Compounds containing PET and DL-alpha-Tocopherol according to the present invention can be molded into containers of various shapes by various means, including without limitation, reheat blow molding, injection blow molding, extrusion blow molding, and others known to those skilled in the art.
It is reported by Huang et al. that bottle manufacturers specify acceptable levels of acetaldehyde based on measurements made in the bottle's head space subsequent to molding. Bottle head space acetaldehyde specifications are generally less than 4 μg/l for cola beverages and less than 1 μg/l for water applications.
PET bottles were prepared according to the recipes and commercial sources stated in Table 1 and the molding conditions stated in Table 2.
The bottles were fitted with an internal septa and capped with a bottle cap drilled to permit insertion of an acetaldehyde sampling tube. To sample the bottles, the serum cap was lanced with a knife and then the sampling tube was inserted through the hole in the bottle cap. A 3.1 mm hole was made near the bottom of the bottle to let air into the bottle while sampling. The industrial hygiene pump was turned on immediately upon placing the hole in the bottom of the bottle.
Air (18 to 35 liters) was pulled through the bottles to sweep exhaustively the acetaldehyde into the sampling tube. The air exchanges compared to the bottle volume were well in excess of that needed to exchange the air volume.
Because the NIOSH method resulted in approximately 50-130 bottle volume exchange of air, a second sampling was possible. To do this, the bottles were then sealed shut. This was accomplished by taping the sampling air-inlet hole cut into the bottom of the bottle, with black electrical tape and capping the bottle top with a serum plug then bottle cap. The sealed bottles were placed within a plastic bag and stored on the lab countertop. They were kept in this condition until sampled in the second sampling.
Due to the exhaustive air exchange used during the first testing, it was believed that all acetaldehyde released within the bottle up to that time was removed.

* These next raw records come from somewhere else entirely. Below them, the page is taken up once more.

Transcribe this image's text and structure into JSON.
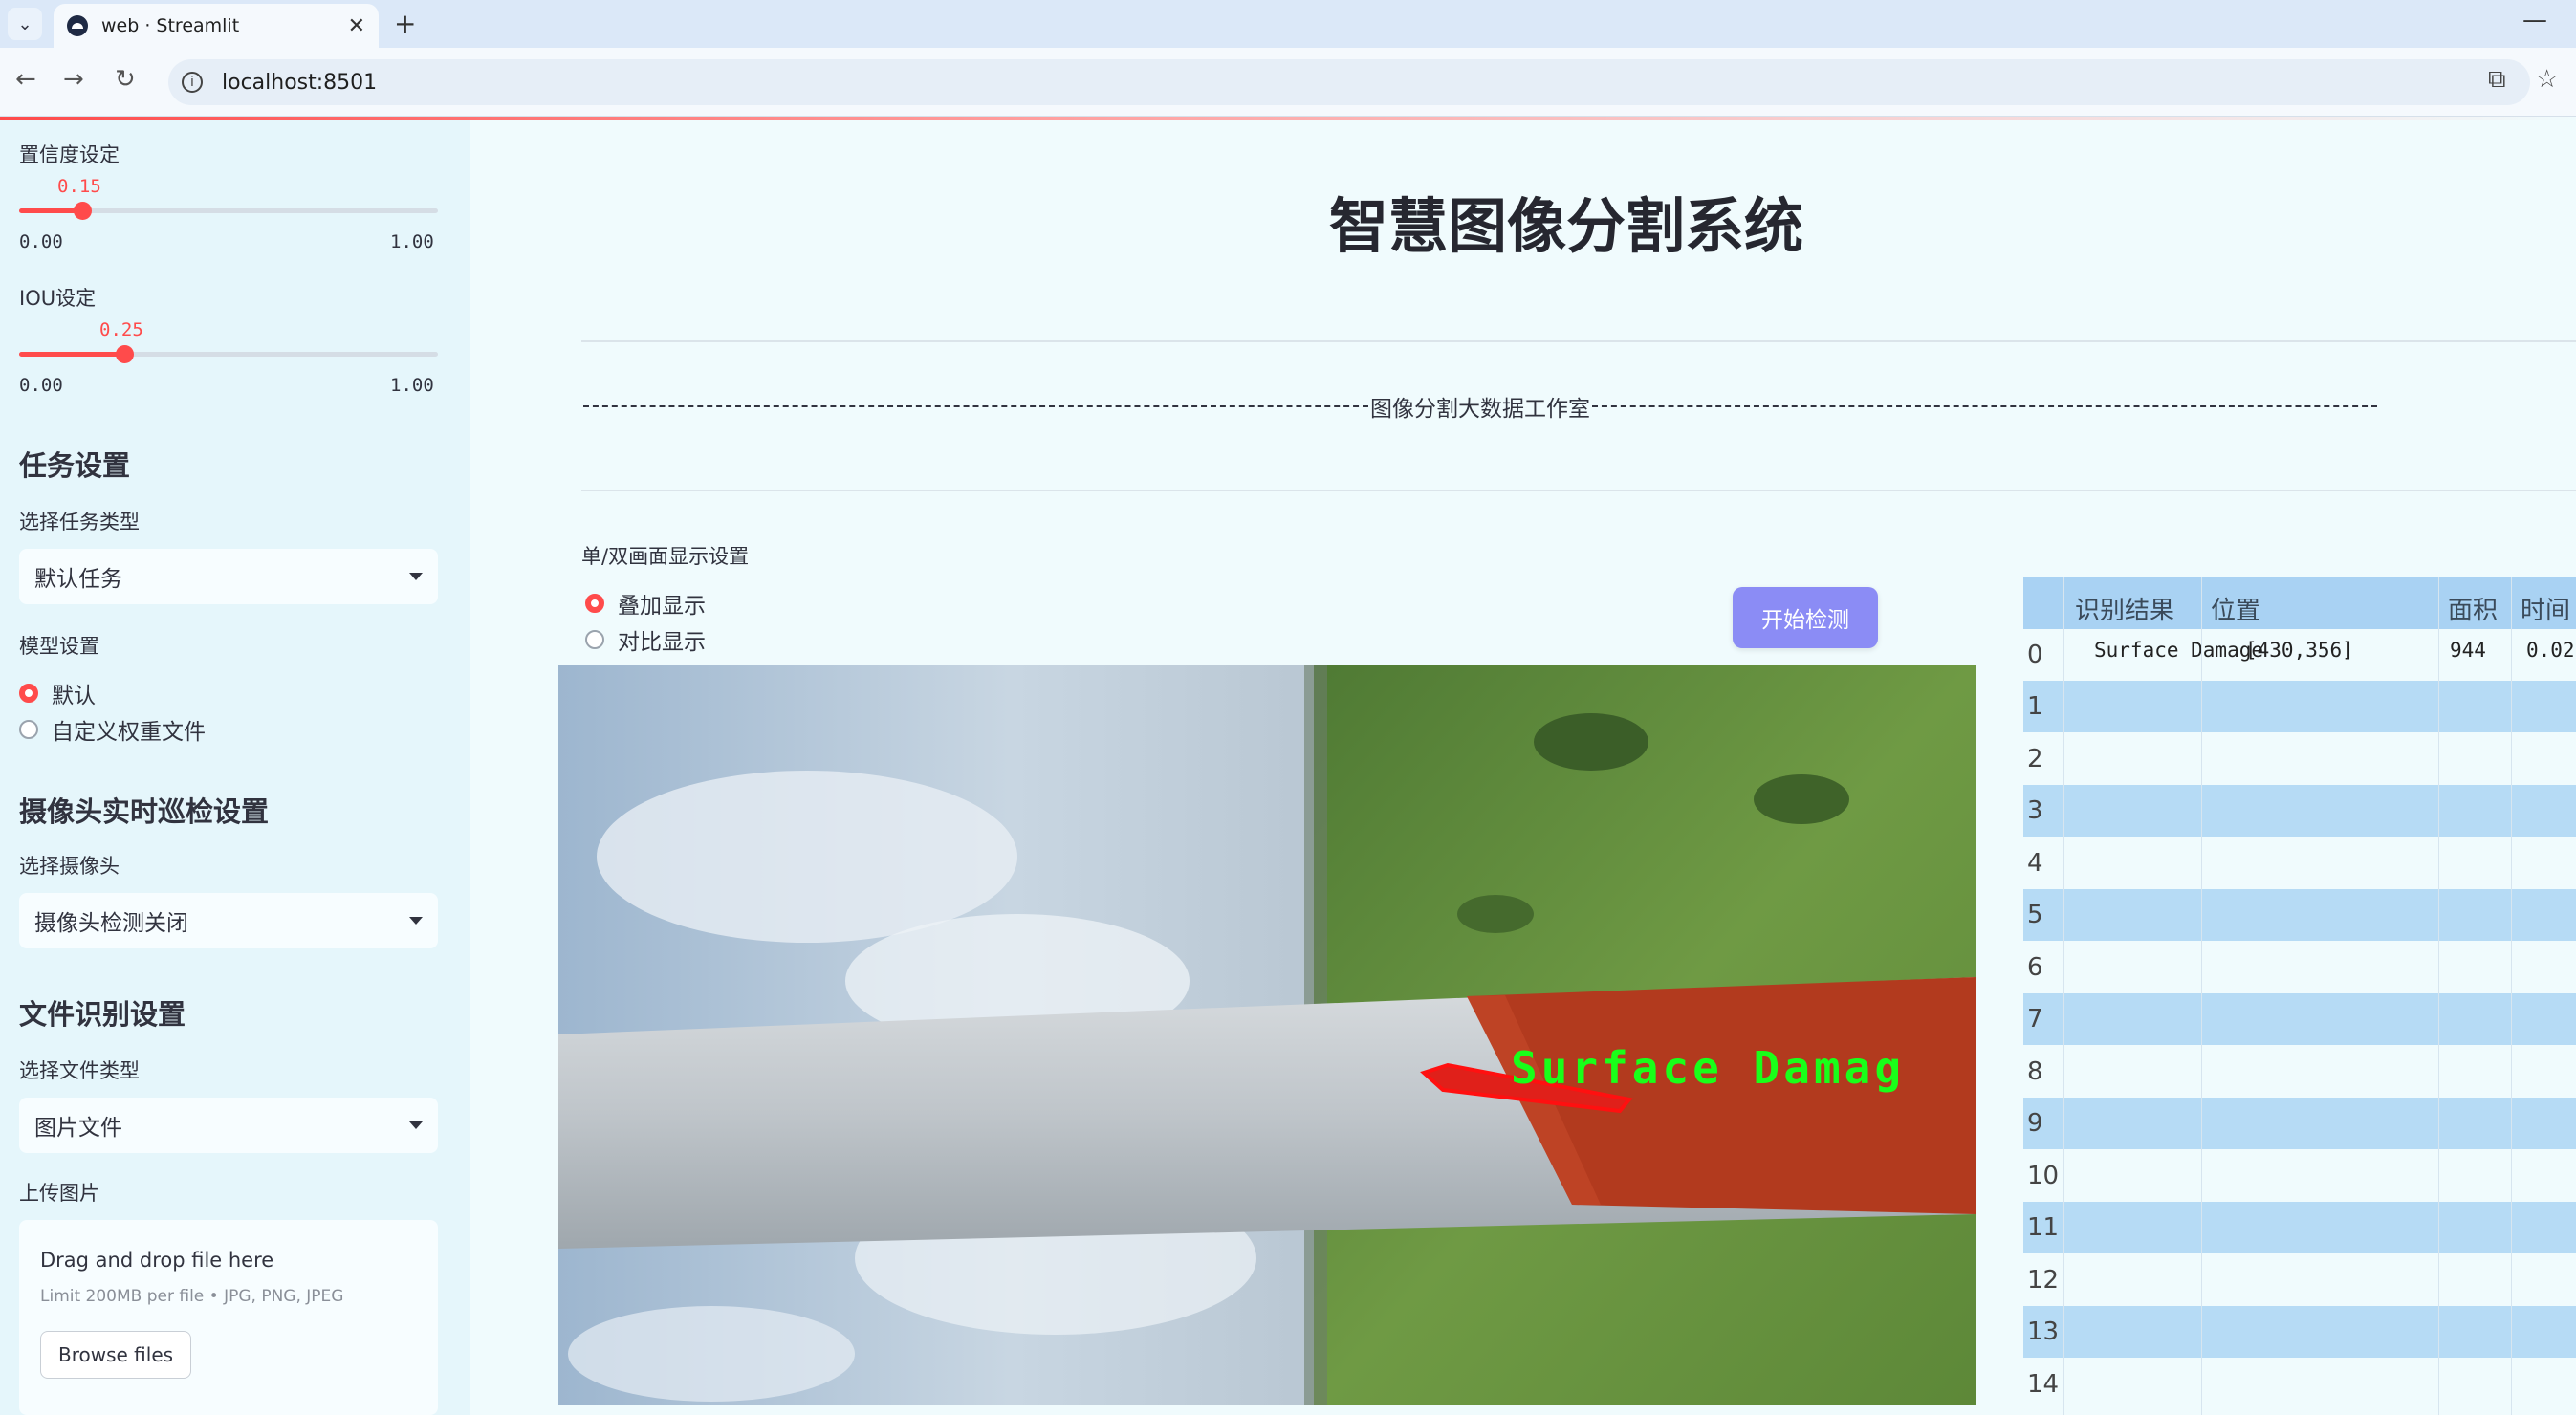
{
  "browser": {
    "tab_title": "web · Streamlit",
    "url": "localhost:8501"
  },
  "sidebar": {
    "confidence": {
      "label": "置信度设定",
      "value": "0.15",
      "min": "0.00",
      "max": "1.00",
      "fraction": 0.15
    },
    "iou": {
      "label": "IOU设定",
      "value": "0.25",
      "min": "0.00",
      "max": "1.00",
      "fraction": 0.25
    },
    "task_section": "任务设置",
    "task_type_label": "选择任务类型",
    "task_type_value": "默认任务",
    "model_label": "模型设置",
    "model_options": [
      "默认",
      "自定义权重文件"
    ],
    "camera_section": "摄像头实时巡检设置",
    "camera_label": "选择摄像头",
    "camera_value": "摄像头检测关闭",
    "file_section": "文件识别设置",
    "file_type_label": "选择文件类型",
    "file_type_value": "图片文件",
    "upload_label": "上传图片",
    "dropzone_title": "Drag and drop file here",
    "dropzone_limit": "Limit 200MB per file • JPG, PNG, JPEG",
    "browse_button": "Browse files"
  },
  "main": {
    "title": "智慧图像分割系统",
    "studio": "图像分割大数据工作室",
    "display_label": "单/双画面显示设置",
    "display_options": [
      "叠加显示",
      "对比显示"
    ],
    "start_button": "开始检测",
    "detection_label": "Surface  Damag"
  },
  "table": {
    "columns": [
      "识别结果",
      "位置",
      "面积",
      "时间"
    ],
    "row0": {
      "index": "0",
      "result": "Surface Damage",
      "position": "[430,356]",
      "area": "944",
      "time": "0.02"
    },
    "indices": [
      "1",
      "2",
      "3",
      "4",
      "5",
      "6",
      "7",
      "8",
      "9",
      "10",
      "11",
      "12",
      "13",
      "14"
    ]
  },
  "colors": {
    "accent": "#ff4b4b",
    "button": "#8b8cf5",
    "sidebar": "#e5f6fb",
    "table_header": "#a9d2f3"
  },
  "icons": [
    "tab-menu-icon",
    "streamlit-icon",
    "close-icon",
    "plus-icon",
    "back-icon",
    "forward-icon",
    "reload-icon",
    "info-icon",
    "translate-icon",
    "star-icon",
    "minimize-icon"
  ]
}
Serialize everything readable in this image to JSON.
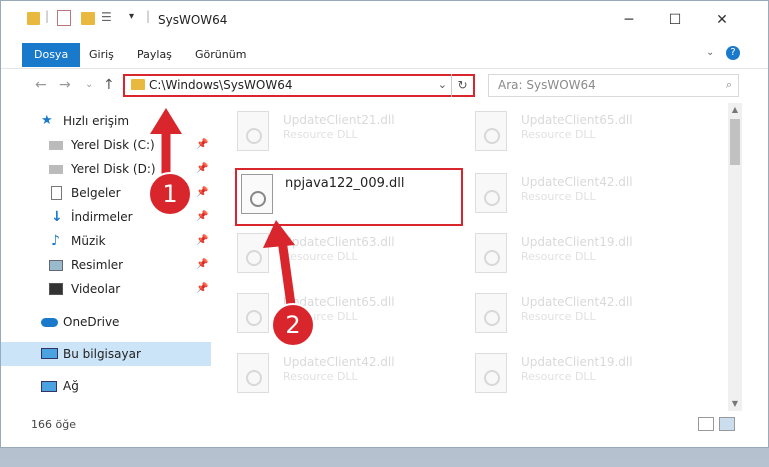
{
  "window": {
    "title": "SysWOW64",
    "controls": {
      "minimize": "─",
      "maximize": "☐",
      "close": "✕"
    }
  },
  "ribbon": {
    "tabs": [
      {
        "label": "Dosya",
        "active": true
      },
      {
        "label": "Giriş"
      },
      {
        "label": "Paylaş"
      },
      {
        "label": "Görünüm"
      }
    ],
    "expand_icon": "chevron-down-icon",
    "help_icon": "?"
  },
  "address": {
    "path": "C:\\Windows\\SysWOW64",
    "search_placeholder": "Ara: SysWOW64"
  },
  "nav": {
    "items": [
      {
        "label": "Hızlı erişim",
        "icon": "star-icon"
      },
      {
        "label": "Yerel Disk (C:)",
        "icon": "drive-icon",
        "pinned": true
      },
      {
        "label": "Yerel Disk (D:)",
        "icon": "drive-icon",
        "pinned": true
      },
      {
        "label": "Belgeler",
        "icon": "documents-icon",
        "pinned": true
      },
      {
        "label": "İndirmeler",
        "icon": "download-icon",
        "pinned": true
      },
      {
        "label": "Müzik",
        "icon": "music-icon",
        "pinned": true
      },
      {
        "label": "Resimler",
        "icon": "pictures-icon",
        "pinned": true
      },
      {
        "label": "Videolar",
        "icon": "videos-icon",
        "pinned": true
      },
      {
        "label": "OneDrive",
        "icon": "cloud-icon"
      },
      {
        "label": "Bu bilgisayar",
        "icon": "computer-icon",
        "selected": true
      },
      {
        "label": "Ağ",
        "icon": "network-icon"
      }
    ]
  },
  "files": {
    "col1": [
      {
        "name": "UpdateClient21.dll",
        "type": "Resource DLL"
      },
      {
        "name": "npjava122_009.dll",
        "type": "",
        "highlight": true
      },
      {
        "name": "UpdateClient63.dll",
        "type": "Resource DLL"
      },
      {
        "name": "UpdateClient65.dll",
        "type": "Resource DLL"
      },
      {
        "name": "UpdateClient42.dll",
        "type": "Resource DLL"
      }
    ],
    "col2": [
      {
        "name": "UpdateClient65.dll",
        "type": "Resource DLL"
      },
      {
        "name": "UpdateClient42.dll",
        "type": "Resource DLL"
      },
      {
        "name": "UpdateClient19.dll",
        "type": "Resource DLL"
      },
      {
        "name": "UpdateClient42.dll",
        "type": "Resource DLL"
      },
      {
        "name": "UpdateClient19.dll",
        "type": "Resource DLL"
      }
    ]
  },
  "status": {
    "count": "166 öğe"
  },
  "annotations": {
    "step1": "1",
    "step2": "2"
  },
  "colors": {
    "accent": "#1979ca",
    "highlight": "#d9262c",
    "selected_bg": "#cce4f7"
  }
}
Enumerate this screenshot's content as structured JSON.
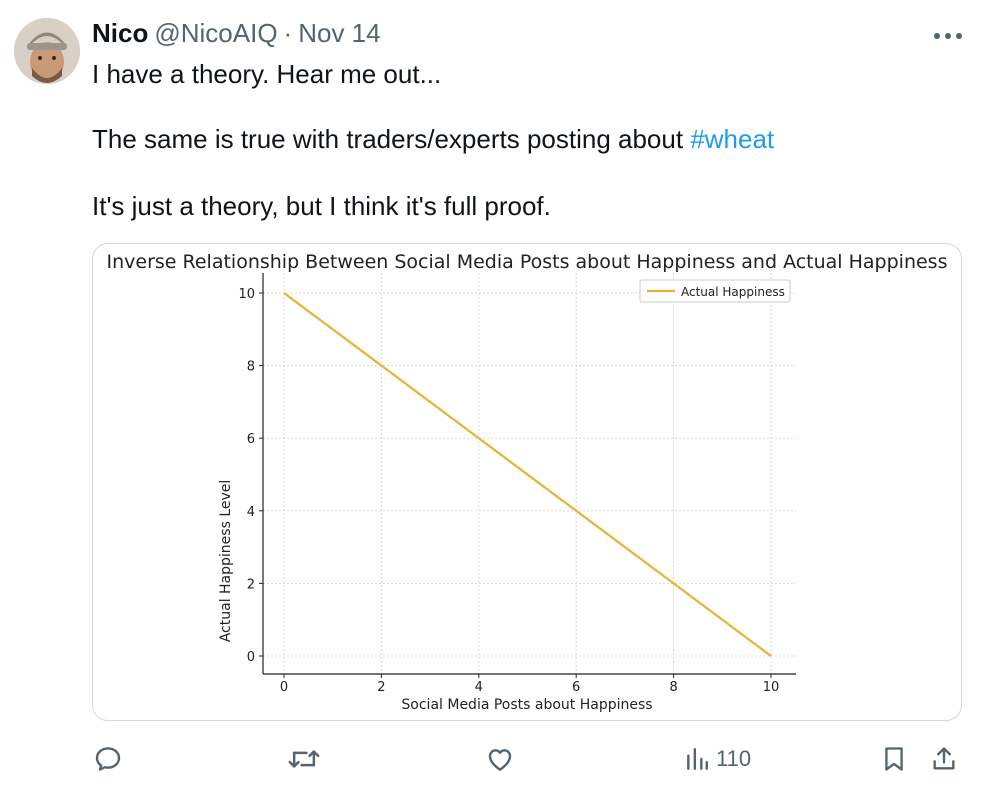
{
  "tweet": {
    "author_name": "Nico",
    "handle": "@NicoAIQ",
    "separator": "·",
    "date": "Nov 14",
    "paragraphs": [
      "I have a theory. Hear me out...",
      "The same is true with traders/experts posting about",
      "It's just a theory, but I think it's full proof."
    ],
    "hashtag": "#wheat",
    "views_count": "110"
  },
  "icons": {
    "more": "more-horizontal-icon",
    "reply": "reply-icon",
    "retweet": "retweet-icon",
    "like": "like-icon",
    "views": "views-bar-chart-icon",
    "bookmark": "bookmark-icon",
    "share": "share-icon"
  },
  "colors": {
    "text": "#0f1419",
    "secondary": "#536471",
    "link": "#1d9bf0",
    "series": "#e6b333"
  },
  "chart_data": {
    "type": "line",
    "title": "Inverse Relationship Between Social Media Posts about Happiness and Actual Happiness",
    "xlabel": "Social Media Posts about Happiness",
    "ylabel": "Actual Happiness Level",
    "x_ticks": [
      0,
      2,
      4,
      6,
      8,
      10
    ],
    "y_ticks": [
      0,
      2,
      4,
      6,
      8,
      10
    ],
    "xlim": [
      0,
      10
    ],
    "ylim": [
      0,
      10
    ],
    "grid": true,
    "legend": "top-right",
    "series": [
      {
        "name": "Actual Happiness",
        "x": [
          0,
          2,
          4,
          6,
          8,
          10
        ],
        "y": [
          10,
          8,
          6,
          4,
          2,
          0
        ]
      }
    ]
  }
}
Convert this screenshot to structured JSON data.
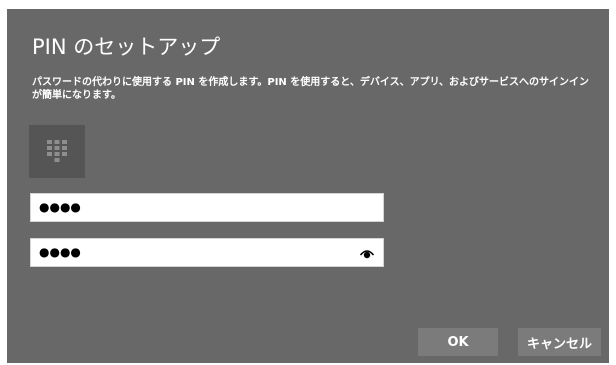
{
  "dialog": {
    "title": "PIN のセットアップ",
    "description": "パスワードの代わりに使用する PIN を作成します。PIN を使用すると、デバイス、アプリ、およびサービスへのサインインが簡単になります。",
    "keypad_icon": "keypad-icon",
    "pin_field": {
      "value": "●●●●"
    },
    "confirm_field": {
      "value": "●●●●",
      "reveal_icon": "eye-icon"
    },
    "buttons": {
      "ok_label": "OK",
      "cancel_label": "キャンセル"
    },
    "colors": {
      "background": "#686868",
      "tile": "#555555",
      "button": "#7b7b7b",
      "text": "#ffffff"
    }
  }
}
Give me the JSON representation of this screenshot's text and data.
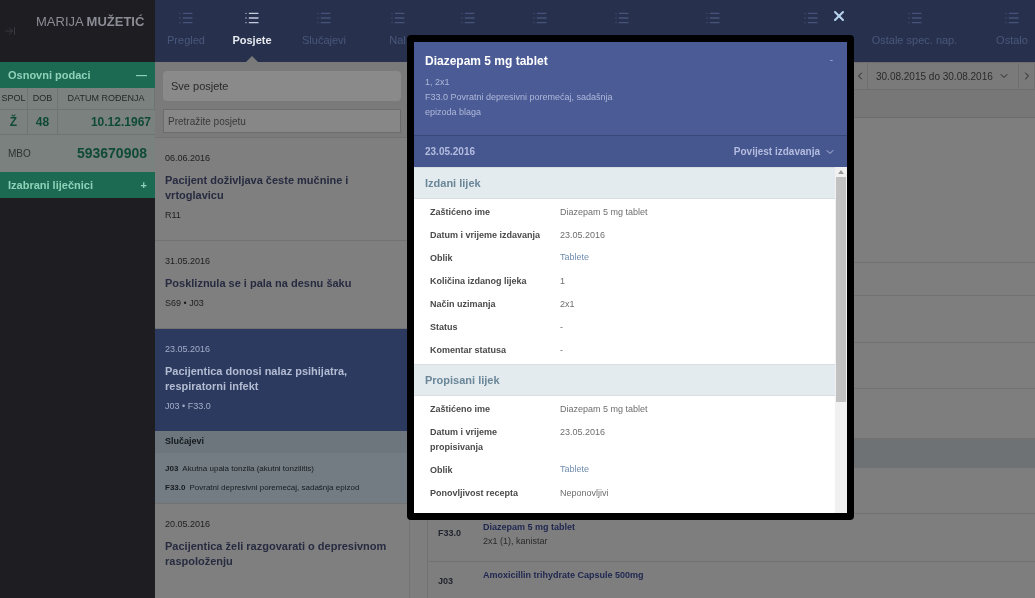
{
  "sidebar": {
    "patient_name": "MARIJA **MUŽETIĆ**",
    "basic_info": {
      "title": "Osnovni podaci",
      "toggle": "—",
      "columns": [
        "SPOL",
        "DOB",
        "DATUM ROĐENJA"
      ],
      "values": [
        "Ž",
        "48",
        "10.12.1967"
      ],
      "id_label": "MBO",
      "id_value": "593670908"
    },
    "doctors": {
      "title": "Izabrani liječnici",
      "toggle": "+"
    }
  },
  "tabs": [
    {
      "label": "Pregled",
      "selected": false
    },
    {
      "label": "Posjete",
      "selected": true
    },
    {
      "label": "Slučajevi",
      "selected": false
    },
    {
      "label": "Nal",
      "selected": false
    },
    {
      "selected": false
    },
    {
      "selected": false
    },
    {
      "selected": false
    },
    {
      "selected": false
    },
    {
      "selected": false
    },
    {
      "label": "Ostale spec. nap.",
      "selected": false
    },
    {
      "label": "Ostalo",
      "selected": false
    }
  ],
  "visit_filter": {
    "value": "Sve posjete"
  },
  "search": {
    "placeholder": "Pretražite posjetu"
  },
  "date_range": {
    "value": "30.08.2015 do 30.08.2016"
  },
  "visits": [
    {
      "date": "06.06.2016",
      "title": "Pacijent doživljava česte mučnine i vrtoglavicu",
      "codes": "R11",
      "selected": false
    },
    {
      "date": "31.05.2016",
      "title": "Poskliznula se i pala na desnu šaku",
      "codes": "S69 • J03",
      "selected": false
    },
    {
      "date": "23.05.2016",
      "title": "Pacijentica donosi nalaz psihijatra, respiratorni infekt",
      "codes": "J03 • F33.0",
      "selected": true,
      "cases": {
        "title": "Slučajevi",
        "items": [
          {
            "code": "J03",
            "text": "Akutna upala tonzila (akutni tonzilitis)"
          },
          {
            "code": "F33.0",
            "text": "Povratni depresivni poremećaj, sadašnja epizod"
          }
        ]
      }
    },
    {
      "date": "20.05.2016",
      "title": "Pacijentica želi razgovarati o depresivnom raspoloženju",
      "selected": false
    }
  ],
  "prescriptions": [
    {
      "code": "F33.0",
      "name": "Diazepam 5 mg tablet",
      "detail": "2x1 (1), kanistar"
    },
    {
      "code": "J03",
      "name": "Amoxicillin trihydrate Capsule 500mg"
    }
  ],
  "modal": {
    "title": "Diazepam 5 mg tablet",
    "dose": "1, 2x1",
    "diagnosis": "F33.0 Povratni depresivni poremećaj, sadašnja epizoda blaga",
    "minimize": "-",
    "date": "23.05.2016",
    "history_link": "Povijest izdavanja",
    "sections": [
      {
        "title": "Izdani lijek",
        "rows": [
          {
            "label": "Zaštićeno ime",
            "value": "Diazepam 5 mg tablet",
            "kind": "text"
          },
          {
            "label": "Datum i vrijeme izdavanja",
            "value": "23.05.2016",
            "kind": "text"
          },
          {
            "label": "Oblik",
            "value": "Tablete",
            "kind": "link"
          },
          {
            "label": "Količina izdanog lijeka",
            "value": "1",
            "kind": "text"
          },
          {
            "label": "Način uzimanja",
            "value": "2x1",
            "kind": "text"
          },
          {
            "label": "Status",
            "value": "-",
            "kind": "text"
          },
          {
            "label": "Komentar statusa",
            "value": "-",
            "kind": "text"
          }
        ]
      },
      {
        "title": "Propisani lijek",
        "rows": [
          {
            "label": "Zaštićeno ime",
            "value": "Diazepam 5 mg tablet",
            "kind": "text"
          },
          {
            "label": "Datum i vrijeme propisivanja",
            "value": "23.05.2016",
            "kind": "text"
          },
          {
            "label": "Oblik",
            "value": "Tablete",
            "kind": "link"
          },
          {
            "label": "Ponovljivost recepta",
            "value": "Neponovljivi",
            "kind": "text"
          }
        ]
      }
    ]
  }
}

Any acetaldehyde found in the second testing represented newly released acetaldehyde. The measurements were taken on Day 81 for Examples 1 and 2 and Day 91 for Examples 3 and 4.
(This methodology cannot differentiate between “free” acetaldehyde originating from further release of entrapped acetaldehyde from initial bottle molding nor from “regenerated” acetaldehyde coming from any other mechanism (i.e. polymer degradation etc). This methodology does not measure any acetaldehyde released from the outer walls of the bottle to the environment.)
Table 3 shows the results, an average of two samples for each Example 1-4 and the Comparative Example A.
Table 3 shows that unexpected and dramatic improvement in minimizing acetaldehyde content in the head space of PET containers is possible by using pure DL-alpha-Tocopherol or modified with an organophosphorus compound. It is believed from the repetitive testing that such acetaldehyde scavenging will continue until the concentration of DL-alpha-Tocopherol is exhausted.
The invention is not limited to the above embodiments. The claims follow.